* EXERCISE INSTRUCTIONS:
Your answer should be one number, the count of lines in the data that hold "solid".

· · · · ·

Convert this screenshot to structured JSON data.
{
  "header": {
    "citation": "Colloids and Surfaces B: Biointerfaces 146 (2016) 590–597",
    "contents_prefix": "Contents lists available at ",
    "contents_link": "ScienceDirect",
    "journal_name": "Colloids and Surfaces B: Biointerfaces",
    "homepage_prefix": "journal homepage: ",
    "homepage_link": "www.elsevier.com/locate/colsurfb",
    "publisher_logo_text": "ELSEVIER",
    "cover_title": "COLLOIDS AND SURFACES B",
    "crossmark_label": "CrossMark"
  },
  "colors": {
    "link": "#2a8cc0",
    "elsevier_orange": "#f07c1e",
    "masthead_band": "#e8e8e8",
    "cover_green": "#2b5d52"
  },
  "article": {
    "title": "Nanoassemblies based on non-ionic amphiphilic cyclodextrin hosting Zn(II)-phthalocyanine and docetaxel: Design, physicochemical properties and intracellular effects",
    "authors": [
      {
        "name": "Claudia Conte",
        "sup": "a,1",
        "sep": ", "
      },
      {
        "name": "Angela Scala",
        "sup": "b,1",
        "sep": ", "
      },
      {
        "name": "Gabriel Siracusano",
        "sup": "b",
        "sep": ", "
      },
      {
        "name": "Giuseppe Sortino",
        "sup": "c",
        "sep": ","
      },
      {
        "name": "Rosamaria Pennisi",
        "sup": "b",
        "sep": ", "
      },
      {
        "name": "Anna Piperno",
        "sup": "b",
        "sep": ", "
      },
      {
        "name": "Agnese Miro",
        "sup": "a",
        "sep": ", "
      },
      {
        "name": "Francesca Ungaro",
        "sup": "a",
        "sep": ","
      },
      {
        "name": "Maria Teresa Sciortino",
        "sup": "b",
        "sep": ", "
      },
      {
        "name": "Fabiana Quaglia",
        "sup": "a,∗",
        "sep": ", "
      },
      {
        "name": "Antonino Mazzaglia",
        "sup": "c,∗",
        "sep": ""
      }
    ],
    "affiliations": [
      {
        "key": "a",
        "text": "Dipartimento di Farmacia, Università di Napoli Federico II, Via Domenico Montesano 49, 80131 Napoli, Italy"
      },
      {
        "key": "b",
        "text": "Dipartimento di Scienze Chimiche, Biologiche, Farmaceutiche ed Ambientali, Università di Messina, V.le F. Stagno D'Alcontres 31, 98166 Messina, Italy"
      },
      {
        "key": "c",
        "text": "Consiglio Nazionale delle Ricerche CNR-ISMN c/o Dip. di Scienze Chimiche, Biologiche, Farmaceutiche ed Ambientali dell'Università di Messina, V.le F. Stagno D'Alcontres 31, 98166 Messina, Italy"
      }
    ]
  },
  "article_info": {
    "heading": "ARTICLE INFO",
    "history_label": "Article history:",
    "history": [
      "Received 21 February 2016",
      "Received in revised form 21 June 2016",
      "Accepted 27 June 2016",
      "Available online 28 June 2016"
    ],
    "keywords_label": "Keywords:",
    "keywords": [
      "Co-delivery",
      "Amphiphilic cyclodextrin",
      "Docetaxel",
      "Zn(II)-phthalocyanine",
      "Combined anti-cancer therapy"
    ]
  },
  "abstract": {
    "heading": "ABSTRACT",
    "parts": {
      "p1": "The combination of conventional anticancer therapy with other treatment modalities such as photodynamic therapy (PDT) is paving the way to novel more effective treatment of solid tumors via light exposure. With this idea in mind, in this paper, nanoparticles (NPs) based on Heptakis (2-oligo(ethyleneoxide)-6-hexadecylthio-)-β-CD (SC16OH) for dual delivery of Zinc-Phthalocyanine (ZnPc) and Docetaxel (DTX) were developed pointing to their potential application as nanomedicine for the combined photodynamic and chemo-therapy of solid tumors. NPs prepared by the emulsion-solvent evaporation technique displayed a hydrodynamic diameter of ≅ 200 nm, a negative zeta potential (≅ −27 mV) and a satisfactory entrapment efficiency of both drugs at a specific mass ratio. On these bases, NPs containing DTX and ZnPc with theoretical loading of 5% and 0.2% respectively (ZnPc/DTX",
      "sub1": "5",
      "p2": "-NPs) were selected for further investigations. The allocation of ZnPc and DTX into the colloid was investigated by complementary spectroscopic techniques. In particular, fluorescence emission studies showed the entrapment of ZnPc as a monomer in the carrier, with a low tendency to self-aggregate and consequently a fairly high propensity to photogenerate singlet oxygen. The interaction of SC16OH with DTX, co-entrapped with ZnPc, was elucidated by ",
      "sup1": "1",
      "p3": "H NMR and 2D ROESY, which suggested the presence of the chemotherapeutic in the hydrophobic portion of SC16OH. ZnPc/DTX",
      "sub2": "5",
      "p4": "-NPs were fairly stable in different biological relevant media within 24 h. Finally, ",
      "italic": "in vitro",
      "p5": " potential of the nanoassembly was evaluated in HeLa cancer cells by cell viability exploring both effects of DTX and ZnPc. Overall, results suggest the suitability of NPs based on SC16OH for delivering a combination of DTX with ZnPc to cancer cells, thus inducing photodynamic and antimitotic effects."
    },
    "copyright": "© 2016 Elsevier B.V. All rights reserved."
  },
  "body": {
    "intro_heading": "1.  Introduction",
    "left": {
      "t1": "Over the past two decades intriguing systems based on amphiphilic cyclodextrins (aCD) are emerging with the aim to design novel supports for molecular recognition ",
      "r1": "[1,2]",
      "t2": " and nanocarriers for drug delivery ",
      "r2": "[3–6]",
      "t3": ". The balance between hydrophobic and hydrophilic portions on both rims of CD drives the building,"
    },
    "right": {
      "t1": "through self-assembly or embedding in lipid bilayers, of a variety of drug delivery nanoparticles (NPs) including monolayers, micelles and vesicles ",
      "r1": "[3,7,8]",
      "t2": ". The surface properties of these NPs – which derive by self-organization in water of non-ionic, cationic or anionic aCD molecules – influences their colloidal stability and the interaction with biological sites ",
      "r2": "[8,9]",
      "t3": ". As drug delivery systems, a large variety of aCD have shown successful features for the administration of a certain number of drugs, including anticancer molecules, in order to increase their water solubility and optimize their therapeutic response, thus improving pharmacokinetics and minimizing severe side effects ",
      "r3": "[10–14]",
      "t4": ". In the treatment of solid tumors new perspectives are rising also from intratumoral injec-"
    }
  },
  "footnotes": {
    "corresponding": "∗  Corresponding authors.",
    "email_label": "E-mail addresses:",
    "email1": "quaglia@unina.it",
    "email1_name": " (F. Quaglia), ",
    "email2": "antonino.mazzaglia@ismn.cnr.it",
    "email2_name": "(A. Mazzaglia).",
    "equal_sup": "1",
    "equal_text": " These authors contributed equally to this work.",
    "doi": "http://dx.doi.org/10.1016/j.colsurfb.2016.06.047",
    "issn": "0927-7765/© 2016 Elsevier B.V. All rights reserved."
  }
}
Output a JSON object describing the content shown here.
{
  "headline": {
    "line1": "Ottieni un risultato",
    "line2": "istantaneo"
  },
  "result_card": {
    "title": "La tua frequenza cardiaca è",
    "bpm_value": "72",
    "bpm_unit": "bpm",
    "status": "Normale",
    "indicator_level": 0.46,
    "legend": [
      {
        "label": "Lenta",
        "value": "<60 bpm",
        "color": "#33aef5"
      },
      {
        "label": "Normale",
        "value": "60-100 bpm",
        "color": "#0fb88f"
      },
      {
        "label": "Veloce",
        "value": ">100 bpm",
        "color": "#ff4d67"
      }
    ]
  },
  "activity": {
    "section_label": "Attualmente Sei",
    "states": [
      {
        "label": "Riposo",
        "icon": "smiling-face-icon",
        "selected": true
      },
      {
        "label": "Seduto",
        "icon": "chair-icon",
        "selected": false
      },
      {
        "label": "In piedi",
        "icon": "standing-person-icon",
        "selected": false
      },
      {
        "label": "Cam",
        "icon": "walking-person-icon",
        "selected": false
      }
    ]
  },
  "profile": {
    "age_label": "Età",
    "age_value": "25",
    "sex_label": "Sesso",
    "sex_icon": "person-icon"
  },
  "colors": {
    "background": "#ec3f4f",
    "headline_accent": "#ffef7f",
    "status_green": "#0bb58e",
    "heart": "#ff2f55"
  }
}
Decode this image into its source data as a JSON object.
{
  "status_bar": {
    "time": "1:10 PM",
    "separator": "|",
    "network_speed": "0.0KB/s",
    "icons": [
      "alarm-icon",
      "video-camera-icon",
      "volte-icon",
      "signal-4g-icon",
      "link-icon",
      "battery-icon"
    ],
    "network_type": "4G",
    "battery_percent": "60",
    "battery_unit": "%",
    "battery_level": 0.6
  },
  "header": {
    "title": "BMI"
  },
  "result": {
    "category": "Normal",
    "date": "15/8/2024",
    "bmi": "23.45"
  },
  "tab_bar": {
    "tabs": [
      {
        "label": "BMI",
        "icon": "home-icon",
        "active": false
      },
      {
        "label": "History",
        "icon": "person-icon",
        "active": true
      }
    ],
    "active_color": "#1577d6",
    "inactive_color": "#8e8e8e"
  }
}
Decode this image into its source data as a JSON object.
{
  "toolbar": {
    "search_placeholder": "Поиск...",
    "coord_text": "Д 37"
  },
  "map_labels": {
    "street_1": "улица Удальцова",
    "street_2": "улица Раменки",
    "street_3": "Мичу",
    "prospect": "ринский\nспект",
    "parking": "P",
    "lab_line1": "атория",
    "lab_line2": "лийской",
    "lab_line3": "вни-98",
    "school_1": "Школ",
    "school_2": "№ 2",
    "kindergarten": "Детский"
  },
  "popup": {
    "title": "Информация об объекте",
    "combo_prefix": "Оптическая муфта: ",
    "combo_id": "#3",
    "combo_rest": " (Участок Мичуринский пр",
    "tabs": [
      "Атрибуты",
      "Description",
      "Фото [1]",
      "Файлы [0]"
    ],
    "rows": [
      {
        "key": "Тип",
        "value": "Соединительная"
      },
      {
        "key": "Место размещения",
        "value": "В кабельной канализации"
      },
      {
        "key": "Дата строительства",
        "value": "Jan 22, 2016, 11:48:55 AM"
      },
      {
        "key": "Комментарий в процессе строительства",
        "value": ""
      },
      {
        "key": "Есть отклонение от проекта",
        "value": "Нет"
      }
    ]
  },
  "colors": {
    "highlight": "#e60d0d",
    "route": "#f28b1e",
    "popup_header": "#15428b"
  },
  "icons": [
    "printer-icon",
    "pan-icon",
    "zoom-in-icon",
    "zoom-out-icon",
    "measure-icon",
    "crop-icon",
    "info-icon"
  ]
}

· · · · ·

* ANSWER TO THE EXERCISE:
2